Incoming RBS Chairman defends financial crisis role

RBS building

Incoming Royal Bank of Scotland Chairman Howard Davies has defended his role in setting up the financial regulator that presided over the near meltdown of Britain's banking system.

Reuters reports that Davies was a surprise appointment to succeed Philip Hampton as chairman of state-controlled RBS after the Financial Services Authority (FSA) he set up in the 1990s was widely criticised for inadequate supervision of banks in the run-up to the 2007-9 financial crisis. The FSA was subsequently disbanded.

Davies told the news agency that the FSA was not a 'light-touch' regulator and was not to blame for the failure of banks such as RBS, which cost taxpayers $67bn to rescue.

'The big problem during the crisis was that banks didn't have enough capital. It had nothing to do with light-touch regulation', he said in an interview on Monday.

To access the complete Reuters article hit the link below:

New RBS chairman defends his record as regulator

FCA to examine asset management fees, pensions

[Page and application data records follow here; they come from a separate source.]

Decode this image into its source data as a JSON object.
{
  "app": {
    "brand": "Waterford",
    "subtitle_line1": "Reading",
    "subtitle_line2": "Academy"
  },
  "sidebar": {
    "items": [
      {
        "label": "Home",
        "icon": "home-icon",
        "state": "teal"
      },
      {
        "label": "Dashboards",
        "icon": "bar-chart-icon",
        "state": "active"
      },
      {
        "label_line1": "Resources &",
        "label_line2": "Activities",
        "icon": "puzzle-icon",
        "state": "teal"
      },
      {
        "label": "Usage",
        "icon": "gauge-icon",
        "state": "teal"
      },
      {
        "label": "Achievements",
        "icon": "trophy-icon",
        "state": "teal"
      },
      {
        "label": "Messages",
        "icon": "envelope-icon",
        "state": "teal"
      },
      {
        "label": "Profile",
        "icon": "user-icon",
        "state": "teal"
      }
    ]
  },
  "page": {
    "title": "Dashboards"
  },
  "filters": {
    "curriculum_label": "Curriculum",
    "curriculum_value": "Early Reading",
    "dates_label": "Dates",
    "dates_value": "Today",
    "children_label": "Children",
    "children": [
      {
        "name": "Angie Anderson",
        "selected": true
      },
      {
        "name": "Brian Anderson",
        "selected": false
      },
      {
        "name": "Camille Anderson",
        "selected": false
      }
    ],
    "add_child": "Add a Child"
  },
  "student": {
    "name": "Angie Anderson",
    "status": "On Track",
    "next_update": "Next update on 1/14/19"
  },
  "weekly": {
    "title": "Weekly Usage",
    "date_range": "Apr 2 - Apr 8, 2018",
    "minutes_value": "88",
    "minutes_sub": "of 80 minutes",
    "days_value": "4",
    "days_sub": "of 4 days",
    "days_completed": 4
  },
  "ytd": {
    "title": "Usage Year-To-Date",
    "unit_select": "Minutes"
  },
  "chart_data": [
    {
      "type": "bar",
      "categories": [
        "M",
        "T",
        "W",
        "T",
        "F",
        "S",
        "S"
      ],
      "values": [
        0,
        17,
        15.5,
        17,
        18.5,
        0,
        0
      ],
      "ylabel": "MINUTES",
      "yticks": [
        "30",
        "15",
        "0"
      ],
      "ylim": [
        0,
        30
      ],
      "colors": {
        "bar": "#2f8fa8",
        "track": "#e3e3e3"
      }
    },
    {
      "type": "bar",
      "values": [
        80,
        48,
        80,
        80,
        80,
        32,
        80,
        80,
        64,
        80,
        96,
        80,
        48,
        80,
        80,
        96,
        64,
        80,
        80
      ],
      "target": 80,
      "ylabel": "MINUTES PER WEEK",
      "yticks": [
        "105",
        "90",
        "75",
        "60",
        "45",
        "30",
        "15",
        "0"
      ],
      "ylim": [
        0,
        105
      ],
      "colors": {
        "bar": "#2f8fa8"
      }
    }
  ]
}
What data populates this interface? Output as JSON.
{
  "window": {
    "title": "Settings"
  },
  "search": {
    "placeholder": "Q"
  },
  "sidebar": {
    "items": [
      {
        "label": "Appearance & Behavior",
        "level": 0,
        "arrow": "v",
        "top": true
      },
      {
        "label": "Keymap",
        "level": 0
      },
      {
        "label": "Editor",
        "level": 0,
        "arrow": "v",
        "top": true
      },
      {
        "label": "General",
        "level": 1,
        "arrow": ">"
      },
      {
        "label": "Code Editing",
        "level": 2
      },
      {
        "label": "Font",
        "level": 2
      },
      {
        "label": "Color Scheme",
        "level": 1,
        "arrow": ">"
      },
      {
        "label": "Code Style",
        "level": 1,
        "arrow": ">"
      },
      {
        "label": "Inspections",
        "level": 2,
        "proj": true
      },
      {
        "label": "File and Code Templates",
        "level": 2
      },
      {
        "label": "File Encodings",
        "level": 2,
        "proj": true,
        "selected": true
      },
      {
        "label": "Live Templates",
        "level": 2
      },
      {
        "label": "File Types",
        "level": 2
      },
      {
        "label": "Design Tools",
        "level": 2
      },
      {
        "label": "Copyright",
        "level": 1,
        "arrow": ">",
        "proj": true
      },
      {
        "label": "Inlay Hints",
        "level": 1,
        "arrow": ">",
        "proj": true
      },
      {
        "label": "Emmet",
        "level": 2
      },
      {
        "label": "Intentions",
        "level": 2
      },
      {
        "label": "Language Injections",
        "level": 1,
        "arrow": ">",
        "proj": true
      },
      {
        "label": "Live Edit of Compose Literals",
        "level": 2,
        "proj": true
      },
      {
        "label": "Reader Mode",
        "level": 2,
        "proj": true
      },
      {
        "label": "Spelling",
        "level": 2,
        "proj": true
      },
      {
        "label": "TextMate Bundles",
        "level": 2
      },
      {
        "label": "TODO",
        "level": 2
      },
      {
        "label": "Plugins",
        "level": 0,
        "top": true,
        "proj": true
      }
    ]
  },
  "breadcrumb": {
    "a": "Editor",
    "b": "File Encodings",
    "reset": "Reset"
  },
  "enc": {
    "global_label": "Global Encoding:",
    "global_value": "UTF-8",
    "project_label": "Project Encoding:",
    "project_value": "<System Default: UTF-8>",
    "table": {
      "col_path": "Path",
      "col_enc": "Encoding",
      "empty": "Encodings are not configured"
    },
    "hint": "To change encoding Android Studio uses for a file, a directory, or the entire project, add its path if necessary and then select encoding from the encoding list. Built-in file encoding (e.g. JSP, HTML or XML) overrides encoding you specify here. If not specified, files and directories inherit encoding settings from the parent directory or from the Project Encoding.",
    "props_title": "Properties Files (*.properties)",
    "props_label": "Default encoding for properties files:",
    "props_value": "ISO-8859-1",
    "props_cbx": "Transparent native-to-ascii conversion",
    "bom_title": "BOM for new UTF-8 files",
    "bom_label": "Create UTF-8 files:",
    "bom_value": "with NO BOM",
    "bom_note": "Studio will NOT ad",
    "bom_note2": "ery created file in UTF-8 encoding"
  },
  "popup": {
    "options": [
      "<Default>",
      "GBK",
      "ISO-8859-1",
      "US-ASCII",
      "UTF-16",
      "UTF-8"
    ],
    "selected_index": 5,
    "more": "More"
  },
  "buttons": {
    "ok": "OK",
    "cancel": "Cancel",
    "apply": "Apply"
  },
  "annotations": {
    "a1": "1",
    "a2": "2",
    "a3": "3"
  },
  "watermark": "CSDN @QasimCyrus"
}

JefferiesAnd the Best Place to Work in the global financial markets 2018 is...

Register for HITC Business News